* _Task item_:
Print the listing below in full. Alter nothing.
::::
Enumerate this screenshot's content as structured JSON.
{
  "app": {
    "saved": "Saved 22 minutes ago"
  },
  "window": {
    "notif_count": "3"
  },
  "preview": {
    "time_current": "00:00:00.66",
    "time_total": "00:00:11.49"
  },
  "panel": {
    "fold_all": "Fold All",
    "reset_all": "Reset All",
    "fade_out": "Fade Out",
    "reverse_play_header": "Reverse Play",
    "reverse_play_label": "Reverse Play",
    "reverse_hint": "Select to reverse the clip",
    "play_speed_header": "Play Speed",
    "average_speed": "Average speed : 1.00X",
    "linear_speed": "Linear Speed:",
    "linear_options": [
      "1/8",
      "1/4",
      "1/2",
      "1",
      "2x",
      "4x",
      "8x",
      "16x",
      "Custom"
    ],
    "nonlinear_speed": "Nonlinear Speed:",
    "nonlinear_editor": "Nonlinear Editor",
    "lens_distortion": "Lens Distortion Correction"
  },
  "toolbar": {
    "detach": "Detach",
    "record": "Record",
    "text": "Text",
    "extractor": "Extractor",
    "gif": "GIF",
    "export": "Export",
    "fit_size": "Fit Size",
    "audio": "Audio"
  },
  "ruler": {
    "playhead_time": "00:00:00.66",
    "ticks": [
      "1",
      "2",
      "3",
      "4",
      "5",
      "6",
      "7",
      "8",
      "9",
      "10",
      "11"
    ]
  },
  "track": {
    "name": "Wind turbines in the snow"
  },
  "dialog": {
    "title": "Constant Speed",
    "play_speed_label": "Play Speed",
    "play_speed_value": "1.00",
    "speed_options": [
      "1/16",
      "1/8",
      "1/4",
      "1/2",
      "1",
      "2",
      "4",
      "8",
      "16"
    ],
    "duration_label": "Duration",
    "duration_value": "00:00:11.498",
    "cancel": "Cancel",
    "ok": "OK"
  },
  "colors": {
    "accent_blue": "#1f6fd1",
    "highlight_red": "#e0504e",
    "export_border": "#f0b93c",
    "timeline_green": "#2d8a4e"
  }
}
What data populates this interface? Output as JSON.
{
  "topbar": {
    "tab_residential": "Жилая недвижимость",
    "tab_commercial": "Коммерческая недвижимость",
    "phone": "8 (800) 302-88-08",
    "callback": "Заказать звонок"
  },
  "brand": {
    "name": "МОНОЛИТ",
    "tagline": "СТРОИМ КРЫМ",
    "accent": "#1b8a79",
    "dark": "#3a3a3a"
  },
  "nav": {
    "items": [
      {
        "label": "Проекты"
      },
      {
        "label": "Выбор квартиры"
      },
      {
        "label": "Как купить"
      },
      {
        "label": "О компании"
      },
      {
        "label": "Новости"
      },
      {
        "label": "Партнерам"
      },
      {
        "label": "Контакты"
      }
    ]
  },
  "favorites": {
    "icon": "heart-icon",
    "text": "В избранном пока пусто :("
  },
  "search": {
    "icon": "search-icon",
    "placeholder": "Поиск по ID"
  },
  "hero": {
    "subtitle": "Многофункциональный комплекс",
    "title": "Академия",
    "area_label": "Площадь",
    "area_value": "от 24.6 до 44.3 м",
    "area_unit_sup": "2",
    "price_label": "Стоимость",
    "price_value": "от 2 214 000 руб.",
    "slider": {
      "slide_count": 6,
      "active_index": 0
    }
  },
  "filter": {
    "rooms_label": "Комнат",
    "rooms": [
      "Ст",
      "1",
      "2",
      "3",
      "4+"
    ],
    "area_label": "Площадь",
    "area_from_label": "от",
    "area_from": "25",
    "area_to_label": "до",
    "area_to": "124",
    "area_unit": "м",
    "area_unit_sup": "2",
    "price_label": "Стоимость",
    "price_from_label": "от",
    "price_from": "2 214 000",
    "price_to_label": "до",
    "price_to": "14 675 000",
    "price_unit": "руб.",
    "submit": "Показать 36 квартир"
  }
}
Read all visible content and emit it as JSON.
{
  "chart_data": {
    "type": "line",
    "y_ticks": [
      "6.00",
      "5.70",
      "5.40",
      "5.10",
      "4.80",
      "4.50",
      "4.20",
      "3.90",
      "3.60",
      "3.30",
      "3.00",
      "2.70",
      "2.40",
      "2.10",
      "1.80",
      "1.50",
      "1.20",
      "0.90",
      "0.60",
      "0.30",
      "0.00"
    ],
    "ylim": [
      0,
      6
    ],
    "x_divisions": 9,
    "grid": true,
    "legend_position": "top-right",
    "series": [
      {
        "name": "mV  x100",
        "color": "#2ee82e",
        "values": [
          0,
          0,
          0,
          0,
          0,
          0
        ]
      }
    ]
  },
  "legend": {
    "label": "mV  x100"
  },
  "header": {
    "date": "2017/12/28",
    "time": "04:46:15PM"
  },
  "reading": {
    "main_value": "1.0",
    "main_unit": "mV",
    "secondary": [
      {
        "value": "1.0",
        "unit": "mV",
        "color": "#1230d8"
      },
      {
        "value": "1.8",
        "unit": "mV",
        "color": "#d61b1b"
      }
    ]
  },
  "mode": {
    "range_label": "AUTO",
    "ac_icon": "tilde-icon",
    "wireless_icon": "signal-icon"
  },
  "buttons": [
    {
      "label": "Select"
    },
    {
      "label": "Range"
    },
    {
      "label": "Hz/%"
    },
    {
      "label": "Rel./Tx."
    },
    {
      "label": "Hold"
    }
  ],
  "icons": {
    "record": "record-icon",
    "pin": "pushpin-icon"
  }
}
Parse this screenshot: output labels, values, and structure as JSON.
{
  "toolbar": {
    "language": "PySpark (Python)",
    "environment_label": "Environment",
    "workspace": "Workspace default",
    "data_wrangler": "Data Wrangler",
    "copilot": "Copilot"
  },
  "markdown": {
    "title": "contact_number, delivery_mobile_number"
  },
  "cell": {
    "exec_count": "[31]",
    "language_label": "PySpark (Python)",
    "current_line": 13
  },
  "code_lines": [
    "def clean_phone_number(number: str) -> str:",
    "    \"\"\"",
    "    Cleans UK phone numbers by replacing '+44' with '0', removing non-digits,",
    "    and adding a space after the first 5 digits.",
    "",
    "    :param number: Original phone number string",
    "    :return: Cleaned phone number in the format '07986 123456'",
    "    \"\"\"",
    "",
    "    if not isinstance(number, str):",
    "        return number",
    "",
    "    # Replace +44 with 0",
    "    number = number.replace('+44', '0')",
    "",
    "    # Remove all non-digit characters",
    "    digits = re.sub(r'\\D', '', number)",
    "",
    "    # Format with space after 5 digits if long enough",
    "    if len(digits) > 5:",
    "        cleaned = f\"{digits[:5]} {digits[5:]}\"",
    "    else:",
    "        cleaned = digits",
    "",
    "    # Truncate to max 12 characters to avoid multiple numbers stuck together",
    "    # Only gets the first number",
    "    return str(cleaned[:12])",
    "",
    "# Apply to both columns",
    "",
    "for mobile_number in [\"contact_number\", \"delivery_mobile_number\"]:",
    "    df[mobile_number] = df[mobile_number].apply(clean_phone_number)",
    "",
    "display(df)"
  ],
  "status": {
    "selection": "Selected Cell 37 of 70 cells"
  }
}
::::
* _The answer_:
Enumerate this screenshot's content as structured JSON.
{
  "app": {
    "saved": "Saved 22 minutes ago"
  },
  "window": {
    "notif_count": "3"
  },
  "preview": {
    "time_current": "00:00:00.66",
    "time_total": "00:00:11.49"
  },
  "panel": {
    "fold_all": "Fold All",
    "reset_all": "Reset All",
    "fade_out": "Fade Out",
    "reverse_play_header": "Reverse Play",
    "reverse_play_label": "Reverse Play",
    "reverse_hint": "Select to reverse the clip",
    "play_speed_header": "Play Speed",
    "average_speed": "Average speed : 1.00X",
    "linear_speed": "Linear Speed:",
    "linear_options": [
      "1/8",
      "1/4",
      "1/2",
      "1",
      "2x",
      "4x",
      "8x",
      "16x",
      "Custom"
    ],
    "nonlinear_speed": "Nonlinear Speed:",
    "nonlinear_editor": "Nonlinear Editor",
    "lens_distortion": "Lens Distortion Correction"
  },
  "toolbar": {
    "detach": "Detach",
    "record": "Record",
    "text": "Text",
    "extractor": "Extractor",
    "gif": "GIF",
    "export": "Export",
    "fit_size": "Fit Size",
    "audio": "Audio"
  },
  "ruler": {
    "playhead_time": "00:00:00.66",
    "ticks": [
      "1",
      "2",
      "3",
      "4",
      "5",
      "6",
      "7",
      "8",
      "9",
      "10",
      "11"
    ]
  },
  "track": {
    "name": "Wind turbines in the snow"
  },
  "dialog": {
    "title": "Constant Speed",
    "play_speed_label": "Play Speed",
    "play_speed_value": "1.00",
    "speed_options": [
      "1/16",
      "1/8",
      "1/4",
      "1/2",
      "1",
      "2",
      "4",
      "8",
      "16"
    ],
    "duration_label": "Duration",
    "duration_value": "00:00:11.498",
    "cancel": "Cancel",
    "ok": "OK"
  },
  "colors": {
    "accent_blue": "#1f6fd1",
    "highlight_red": "#e0504e",
    "export_border": "#f0b93c",
    "timeline_green": "#2d8a4e"
  }
}
What data populates this interface? Output as JSON.
{
  "topbar": {
    "tab_residential": "Жилая недвижимость",
    "tab_commercial": "Коммерческая недвижимость",
    "phone": "8 (800) 302-88-08",
    "callback": "Заказать звонок"
  },
  "brand": {
    "name": "МОНОЛИТ",
    "tagline": "СТРОИМ КРЫМ",
    "accent": "#1b8a79",
    "dark": "#3a3a3a"
  },
  "nav": {
    "items": [
      {
        "label": "Проекты"
      },
      {
        "label": "Выбор квартиры"
      },
      {
        "label": "Как купить"
      },
      {
        "label": "О компании"
      },
      {
        "label": "Новости"
      },
      {
        "label": "Партнерам"
      },
      {
        "label": "Контакты"
      }
    ]
  },
  "favorites": {
    "icon": "heart-icon",
    "text": "В избранном пока пусто :("
  },
  "search": {
    "icon": "search-icon",
    "placeholder": "Поиск по ID"
  },
  "hero": {
    "subtitle": "Многофункциональный комплекс",
    "title": "Академия",
    "area_label": "Площадь",
    "area_value": "от 24.6 до 44.3 м",
    "area_unit_sup": "2",
    "price_label": "Стоимость",
    "price_value": "от 2 214 000 руб.",
    "slider": {
      "slide_count": 6,
      "active_index": 0
    }
  },
  "filter": {
    "rooms_label": "Комнат",
    "rooms": [
      "Ст",
      "1",
      "2",
      "3",
      "4+"
    ],
    "area_label": "Площадь",
    "area_from_label": "от",
    "area_from": "25",
    "area_to_label": "до",
    "area_to": "124",
    "area_unit": "м",
    "area_unit_sup": "2",
    "price_label": "Стоимость",
    "price_from_label": "от",
    "price_from": "2 214 000",
    "price_to_label": "до",
    "price_to": "14 675 000",
    "price_unit": "руб.",
    "submit": "Показать 36 квартир"
  }
}
Read all visible content and emit it as JSON.
{
  "chart_data": {
    "type": "line",
    "y_ticks": [
      "6.00",
      "5.70",
      "5.40",
      "5.10",
      "4.80",
      "4.50",
      "4.20",
      "3.90",
      "3.60",
      "3.30",
      "3.00",
      "2.70",
      "2.40",
      "2.10",
      "1.80",
      "1.50",
      "1.20",
      "0.90",
      "0.60",
      "0.30",
      "0.00"
    ],
    "ylim": [
      0,
      6
    ],
    "x_divisions": 9,
    "grid": true,
    "legend_position": "top-right",
    "series": [
      {
        "name": "mV  x100",
        "color": "#2ee82e",
        "values": [
          0,
          0,
          0,
          0,
          0,
          0
        ]
      }
    ]
  },
  "legend": {
    "label": "mV  x100"
  },
  "header": {
    "date": "2017/12/28",
    "time": "04:46:15PM"
  },
  "reading": {
    "main_value": "1.0",
    "main_unit": "mV",
    "secondary": [
      {
        "value": "1.0",
        "unit": "mV",
        "color": "#1230d8"
      },
      {
        "value": "1.8",
        "unit": "mV",
        "color": "#d61b1b"
      }
    ]
  },
  "mode": {
    "range_label": "AUTO",
    "ac_icon": "tilde-icon",
    "wireless_icon": "signal-icon"
  },
  "buttons": [
    {
      "label": "Select"
    },
    {
      "label": "Range"
    },
    {
      "label": "Hz/%"
    },
    {
      "label": "Rel./Tx."
    },
    {
      "label": "Hold"
    }
  ],
  "icons": {
    "record": "record-icon",
    "pin": "pushpin-icon"
  }
}
Parse this screenshot: output labels, values, and structure as JSON.
{
  "toolbar": {
    "language": "PySpark (Python)",
    "environment_label": "Environment",
    "workspace": "Workspace default",
    "data_wrangler": "Data Wrangler",
    "copilot": "Copilot"
  },
  "markdown": {
    "title": "contact_number, delivery_mobile_number"
  },
  "cell": {
    "exec_count": "[31]",
    "language_label": "PySpark (Python)",
    "current_line": 13
  },
  "code_lines": [
    "def clean_phone_number(number: str) -> str:",
    "    \"\"\"",
    "    Cleans UK phone numbers by replacing '+44' with '0', removing non-digits,",
    "    and adding a space after the first 5 digits.",
    "",
    "    :param number: Original phone number string",
    "    :return: Cleaned phone number in the format '07986 123456'",
    "    \"\"\"",
    "",
    "    if not isinstance(number, str):",
    "        return number",
    "",
    "    # Replace +44 with 0",
    "    number = number.replace('+44', '0')",
    "",
    "    # Remove all non-digit characters",
    "    digits = re.sub(r'\\D', '', number)",
    "",
    "    # Format with space after 5 digits if long enough",
    "    if len(digits) > 5:",
    "        cleaned = f\"{digits[:5]} {digits[5:]}\"",
    "    else:",
    "        cleaned = digits",
    "",
    "    # Truncate to max 12 characters to avoid multiple numbers stuck together",
    "    # Only gets the first number",
    "    return str(cleaned[:12])",
    "",
    "# Apply to both columns",
    "",
    "for mobile_number in [\"contact_number\", \"delivery_mobile_number\"]:",
    "    df[mobile_number] = df[mobile_number].apply(clean_phone_number)",
    "",
    "display(df)"
  ],
  "status": {
    "selection": "Selected Cell 37 of 70 cells"
  }
}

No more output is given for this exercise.